═══ Source material

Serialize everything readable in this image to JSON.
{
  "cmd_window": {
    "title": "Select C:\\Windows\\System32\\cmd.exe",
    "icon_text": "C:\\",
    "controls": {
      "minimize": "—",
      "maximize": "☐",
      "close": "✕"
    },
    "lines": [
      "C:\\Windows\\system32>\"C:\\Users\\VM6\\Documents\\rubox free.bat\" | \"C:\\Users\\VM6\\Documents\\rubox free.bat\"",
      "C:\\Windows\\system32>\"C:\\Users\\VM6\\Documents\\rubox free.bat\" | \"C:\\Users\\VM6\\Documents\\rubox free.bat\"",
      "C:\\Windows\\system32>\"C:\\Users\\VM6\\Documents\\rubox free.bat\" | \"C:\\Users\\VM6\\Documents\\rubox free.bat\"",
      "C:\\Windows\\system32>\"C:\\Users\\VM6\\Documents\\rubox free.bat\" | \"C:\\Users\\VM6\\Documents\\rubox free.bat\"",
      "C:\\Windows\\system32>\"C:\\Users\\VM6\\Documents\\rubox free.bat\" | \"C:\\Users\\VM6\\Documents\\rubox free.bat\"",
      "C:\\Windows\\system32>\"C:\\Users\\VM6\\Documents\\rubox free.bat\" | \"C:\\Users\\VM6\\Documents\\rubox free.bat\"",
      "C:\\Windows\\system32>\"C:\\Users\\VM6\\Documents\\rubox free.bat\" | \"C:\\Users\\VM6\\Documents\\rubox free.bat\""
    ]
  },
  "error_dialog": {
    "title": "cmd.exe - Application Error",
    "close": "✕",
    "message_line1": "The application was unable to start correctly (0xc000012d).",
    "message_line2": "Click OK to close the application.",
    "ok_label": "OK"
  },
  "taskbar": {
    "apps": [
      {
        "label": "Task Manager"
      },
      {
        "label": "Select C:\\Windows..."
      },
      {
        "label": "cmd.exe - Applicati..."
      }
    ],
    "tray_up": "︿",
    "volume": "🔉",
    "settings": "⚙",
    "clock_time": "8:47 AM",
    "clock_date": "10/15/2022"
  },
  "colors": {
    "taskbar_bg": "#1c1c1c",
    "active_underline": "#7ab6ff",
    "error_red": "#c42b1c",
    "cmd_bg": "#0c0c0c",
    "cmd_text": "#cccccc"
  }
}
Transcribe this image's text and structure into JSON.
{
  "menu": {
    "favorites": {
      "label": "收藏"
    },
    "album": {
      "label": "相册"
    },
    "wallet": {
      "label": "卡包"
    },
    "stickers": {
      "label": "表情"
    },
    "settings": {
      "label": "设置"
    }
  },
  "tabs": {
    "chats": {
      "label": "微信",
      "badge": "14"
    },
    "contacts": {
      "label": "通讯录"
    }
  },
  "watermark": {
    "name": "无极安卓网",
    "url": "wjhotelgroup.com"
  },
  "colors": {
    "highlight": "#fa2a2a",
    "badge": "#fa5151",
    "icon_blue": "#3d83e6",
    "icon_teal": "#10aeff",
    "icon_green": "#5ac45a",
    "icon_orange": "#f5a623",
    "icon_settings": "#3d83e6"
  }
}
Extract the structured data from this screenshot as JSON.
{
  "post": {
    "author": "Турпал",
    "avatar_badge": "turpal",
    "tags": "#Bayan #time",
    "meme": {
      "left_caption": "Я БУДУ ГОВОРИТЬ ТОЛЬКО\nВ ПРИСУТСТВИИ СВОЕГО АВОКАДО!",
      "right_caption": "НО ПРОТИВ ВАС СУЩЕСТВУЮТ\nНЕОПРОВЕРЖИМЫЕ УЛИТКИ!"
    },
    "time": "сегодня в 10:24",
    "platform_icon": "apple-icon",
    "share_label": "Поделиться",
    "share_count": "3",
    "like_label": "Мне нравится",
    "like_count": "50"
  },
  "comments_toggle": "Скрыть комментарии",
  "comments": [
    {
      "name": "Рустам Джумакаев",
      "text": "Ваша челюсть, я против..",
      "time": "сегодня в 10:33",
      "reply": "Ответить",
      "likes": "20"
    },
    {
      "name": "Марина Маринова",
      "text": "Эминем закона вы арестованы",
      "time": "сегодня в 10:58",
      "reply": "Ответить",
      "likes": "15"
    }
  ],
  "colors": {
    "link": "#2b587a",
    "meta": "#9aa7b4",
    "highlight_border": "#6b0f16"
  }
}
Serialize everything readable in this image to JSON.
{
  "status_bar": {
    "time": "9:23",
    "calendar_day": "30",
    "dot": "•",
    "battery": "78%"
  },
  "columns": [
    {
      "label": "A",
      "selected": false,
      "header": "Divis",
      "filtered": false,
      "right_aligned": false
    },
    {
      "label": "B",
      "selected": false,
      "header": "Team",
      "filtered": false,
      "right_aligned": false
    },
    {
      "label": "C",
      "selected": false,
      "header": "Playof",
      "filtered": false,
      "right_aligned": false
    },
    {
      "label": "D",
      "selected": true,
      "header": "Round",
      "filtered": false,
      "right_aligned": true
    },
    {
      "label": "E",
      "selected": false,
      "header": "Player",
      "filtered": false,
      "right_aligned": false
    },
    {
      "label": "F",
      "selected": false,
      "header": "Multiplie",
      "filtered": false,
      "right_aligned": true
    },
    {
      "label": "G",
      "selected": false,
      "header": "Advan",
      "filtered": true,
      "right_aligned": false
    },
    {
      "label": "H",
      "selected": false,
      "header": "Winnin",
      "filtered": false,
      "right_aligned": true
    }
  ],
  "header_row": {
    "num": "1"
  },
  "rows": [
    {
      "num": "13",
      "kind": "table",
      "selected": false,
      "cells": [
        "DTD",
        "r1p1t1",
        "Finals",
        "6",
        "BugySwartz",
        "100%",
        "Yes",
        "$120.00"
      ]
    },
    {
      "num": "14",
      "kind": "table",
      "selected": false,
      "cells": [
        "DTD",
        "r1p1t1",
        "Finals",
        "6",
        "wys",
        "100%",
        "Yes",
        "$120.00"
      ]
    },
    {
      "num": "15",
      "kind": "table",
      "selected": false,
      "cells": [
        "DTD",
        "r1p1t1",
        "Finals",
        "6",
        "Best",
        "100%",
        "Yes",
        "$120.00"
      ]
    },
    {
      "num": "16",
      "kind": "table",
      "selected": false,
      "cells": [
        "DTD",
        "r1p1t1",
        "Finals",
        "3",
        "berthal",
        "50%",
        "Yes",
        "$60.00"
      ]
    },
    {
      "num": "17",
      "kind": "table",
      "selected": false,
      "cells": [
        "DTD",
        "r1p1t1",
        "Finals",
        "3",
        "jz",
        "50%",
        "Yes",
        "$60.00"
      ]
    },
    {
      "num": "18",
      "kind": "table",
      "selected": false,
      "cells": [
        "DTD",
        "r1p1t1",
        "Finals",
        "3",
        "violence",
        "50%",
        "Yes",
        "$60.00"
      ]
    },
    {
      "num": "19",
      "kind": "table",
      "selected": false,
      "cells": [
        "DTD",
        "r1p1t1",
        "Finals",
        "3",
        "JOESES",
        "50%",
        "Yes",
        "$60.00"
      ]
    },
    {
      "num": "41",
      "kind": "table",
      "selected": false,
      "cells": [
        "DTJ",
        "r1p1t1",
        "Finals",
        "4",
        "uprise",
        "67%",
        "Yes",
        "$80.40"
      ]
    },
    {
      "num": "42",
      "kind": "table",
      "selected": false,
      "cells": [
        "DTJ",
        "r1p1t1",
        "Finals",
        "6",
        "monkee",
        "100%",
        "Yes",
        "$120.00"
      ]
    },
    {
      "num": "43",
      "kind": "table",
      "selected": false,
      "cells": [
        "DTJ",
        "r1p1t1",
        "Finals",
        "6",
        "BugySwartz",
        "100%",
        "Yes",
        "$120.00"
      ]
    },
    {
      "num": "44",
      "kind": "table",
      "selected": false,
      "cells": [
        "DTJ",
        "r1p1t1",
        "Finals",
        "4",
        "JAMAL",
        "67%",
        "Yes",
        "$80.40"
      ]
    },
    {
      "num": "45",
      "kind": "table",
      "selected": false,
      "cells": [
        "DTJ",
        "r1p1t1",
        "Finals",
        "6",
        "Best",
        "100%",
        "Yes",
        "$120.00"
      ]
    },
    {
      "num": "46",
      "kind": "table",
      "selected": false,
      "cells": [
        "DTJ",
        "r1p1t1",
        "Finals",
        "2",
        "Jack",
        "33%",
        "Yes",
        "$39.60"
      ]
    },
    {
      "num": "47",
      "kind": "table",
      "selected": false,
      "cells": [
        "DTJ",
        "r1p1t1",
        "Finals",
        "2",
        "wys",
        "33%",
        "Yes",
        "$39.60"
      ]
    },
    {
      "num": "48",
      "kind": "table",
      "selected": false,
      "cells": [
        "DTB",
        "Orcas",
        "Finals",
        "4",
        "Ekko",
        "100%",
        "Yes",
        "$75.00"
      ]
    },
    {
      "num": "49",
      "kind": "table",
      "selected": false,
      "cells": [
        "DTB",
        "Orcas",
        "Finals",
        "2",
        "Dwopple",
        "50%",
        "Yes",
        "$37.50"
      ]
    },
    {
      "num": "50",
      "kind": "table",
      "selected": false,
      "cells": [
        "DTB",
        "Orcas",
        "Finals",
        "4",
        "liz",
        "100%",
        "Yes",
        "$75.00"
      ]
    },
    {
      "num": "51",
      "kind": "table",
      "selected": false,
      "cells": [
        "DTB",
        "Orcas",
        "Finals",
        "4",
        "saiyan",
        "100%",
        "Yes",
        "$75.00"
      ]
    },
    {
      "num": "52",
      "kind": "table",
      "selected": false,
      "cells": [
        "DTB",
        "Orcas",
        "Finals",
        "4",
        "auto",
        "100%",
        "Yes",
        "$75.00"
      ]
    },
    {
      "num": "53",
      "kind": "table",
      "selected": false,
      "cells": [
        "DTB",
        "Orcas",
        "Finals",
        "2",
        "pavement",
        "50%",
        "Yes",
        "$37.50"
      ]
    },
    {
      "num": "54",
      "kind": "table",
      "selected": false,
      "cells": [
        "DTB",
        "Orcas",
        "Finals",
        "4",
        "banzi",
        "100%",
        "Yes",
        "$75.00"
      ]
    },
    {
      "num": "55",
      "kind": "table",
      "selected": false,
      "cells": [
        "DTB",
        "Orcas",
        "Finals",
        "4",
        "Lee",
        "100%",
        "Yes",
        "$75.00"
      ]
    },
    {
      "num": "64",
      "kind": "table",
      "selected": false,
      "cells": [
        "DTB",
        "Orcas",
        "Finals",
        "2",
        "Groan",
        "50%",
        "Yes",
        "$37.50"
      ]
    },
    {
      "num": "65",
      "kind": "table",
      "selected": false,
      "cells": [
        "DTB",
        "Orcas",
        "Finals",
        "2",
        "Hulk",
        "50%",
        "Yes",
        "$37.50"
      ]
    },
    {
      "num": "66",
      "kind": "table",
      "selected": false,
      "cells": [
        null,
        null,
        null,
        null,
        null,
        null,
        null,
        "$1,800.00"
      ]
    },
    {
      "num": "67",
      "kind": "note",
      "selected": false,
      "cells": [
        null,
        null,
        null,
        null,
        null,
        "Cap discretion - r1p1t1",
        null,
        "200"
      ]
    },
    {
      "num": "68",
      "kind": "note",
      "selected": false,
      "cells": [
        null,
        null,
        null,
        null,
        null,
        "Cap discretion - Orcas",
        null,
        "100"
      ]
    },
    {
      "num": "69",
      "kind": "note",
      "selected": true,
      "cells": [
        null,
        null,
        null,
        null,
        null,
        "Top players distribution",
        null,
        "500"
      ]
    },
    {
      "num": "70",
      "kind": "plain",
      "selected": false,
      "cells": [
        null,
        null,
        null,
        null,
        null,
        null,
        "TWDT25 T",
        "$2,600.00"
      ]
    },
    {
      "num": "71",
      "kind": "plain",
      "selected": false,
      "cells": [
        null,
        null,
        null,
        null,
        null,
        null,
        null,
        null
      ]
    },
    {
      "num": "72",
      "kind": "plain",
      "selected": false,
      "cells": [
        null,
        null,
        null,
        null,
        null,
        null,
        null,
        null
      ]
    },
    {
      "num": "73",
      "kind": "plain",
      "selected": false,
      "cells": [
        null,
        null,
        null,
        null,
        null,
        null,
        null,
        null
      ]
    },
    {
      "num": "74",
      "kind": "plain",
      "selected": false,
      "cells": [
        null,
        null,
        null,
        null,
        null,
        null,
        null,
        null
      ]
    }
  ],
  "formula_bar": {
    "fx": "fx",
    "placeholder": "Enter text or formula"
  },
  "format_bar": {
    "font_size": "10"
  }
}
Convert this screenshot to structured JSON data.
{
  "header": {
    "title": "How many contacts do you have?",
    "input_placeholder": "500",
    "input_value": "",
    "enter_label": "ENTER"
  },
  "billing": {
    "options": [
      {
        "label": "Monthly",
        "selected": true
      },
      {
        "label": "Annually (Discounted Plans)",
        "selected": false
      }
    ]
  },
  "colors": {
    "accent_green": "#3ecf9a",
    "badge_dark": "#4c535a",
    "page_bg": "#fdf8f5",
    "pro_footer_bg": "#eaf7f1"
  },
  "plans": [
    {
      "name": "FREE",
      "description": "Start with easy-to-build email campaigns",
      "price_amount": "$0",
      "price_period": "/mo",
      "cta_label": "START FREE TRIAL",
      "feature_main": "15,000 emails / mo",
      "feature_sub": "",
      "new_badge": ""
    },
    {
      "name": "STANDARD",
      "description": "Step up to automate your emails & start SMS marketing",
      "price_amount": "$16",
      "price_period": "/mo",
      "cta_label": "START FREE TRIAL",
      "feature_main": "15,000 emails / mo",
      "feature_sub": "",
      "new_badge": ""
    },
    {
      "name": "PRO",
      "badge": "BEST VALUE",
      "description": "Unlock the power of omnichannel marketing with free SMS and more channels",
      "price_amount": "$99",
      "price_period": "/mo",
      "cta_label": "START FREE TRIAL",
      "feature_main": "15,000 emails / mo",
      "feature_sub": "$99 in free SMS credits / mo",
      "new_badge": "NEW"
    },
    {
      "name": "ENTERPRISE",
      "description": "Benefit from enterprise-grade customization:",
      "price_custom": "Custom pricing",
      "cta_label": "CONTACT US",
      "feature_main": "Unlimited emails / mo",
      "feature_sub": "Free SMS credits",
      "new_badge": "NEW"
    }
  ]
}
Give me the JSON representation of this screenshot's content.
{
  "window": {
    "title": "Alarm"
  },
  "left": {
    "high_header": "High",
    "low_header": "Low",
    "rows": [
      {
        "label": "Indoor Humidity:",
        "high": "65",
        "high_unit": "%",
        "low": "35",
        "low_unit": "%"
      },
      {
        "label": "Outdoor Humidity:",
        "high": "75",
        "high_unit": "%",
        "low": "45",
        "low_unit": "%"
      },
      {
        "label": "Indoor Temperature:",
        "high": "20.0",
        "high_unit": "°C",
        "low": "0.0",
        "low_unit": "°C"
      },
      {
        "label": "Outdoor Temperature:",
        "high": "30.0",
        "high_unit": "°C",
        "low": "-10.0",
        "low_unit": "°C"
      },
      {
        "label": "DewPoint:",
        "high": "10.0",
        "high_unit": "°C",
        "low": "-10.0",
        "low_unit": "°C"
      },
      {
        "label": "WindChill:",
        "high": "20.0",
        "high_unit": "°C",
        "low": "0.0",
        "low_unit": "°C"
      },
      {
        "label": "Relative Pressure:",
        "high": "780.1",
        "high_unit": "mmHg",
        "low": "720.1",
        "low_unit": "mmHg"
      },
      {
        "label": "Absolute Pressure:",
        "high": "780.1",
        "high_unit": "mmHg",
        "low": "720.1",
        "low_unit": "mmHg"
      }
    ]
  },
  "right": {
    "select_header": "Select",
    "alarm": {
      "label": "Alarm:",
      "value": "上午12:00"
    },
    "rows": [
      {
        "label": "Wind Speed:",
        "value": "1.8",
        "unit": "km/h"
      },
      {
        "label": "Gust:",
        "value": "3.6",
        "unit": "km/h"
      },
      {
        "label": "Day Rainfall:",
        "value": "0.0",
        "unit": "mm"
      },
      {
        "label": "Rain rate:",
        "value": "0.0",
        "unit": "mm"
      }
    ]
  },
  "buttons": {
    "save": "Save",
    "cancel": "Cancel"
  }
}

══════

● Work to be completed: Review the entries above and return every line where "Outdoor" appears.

● Finished task:
        "label": "Outdoor Humidity:",
        "label": "Outdoor Temperature:",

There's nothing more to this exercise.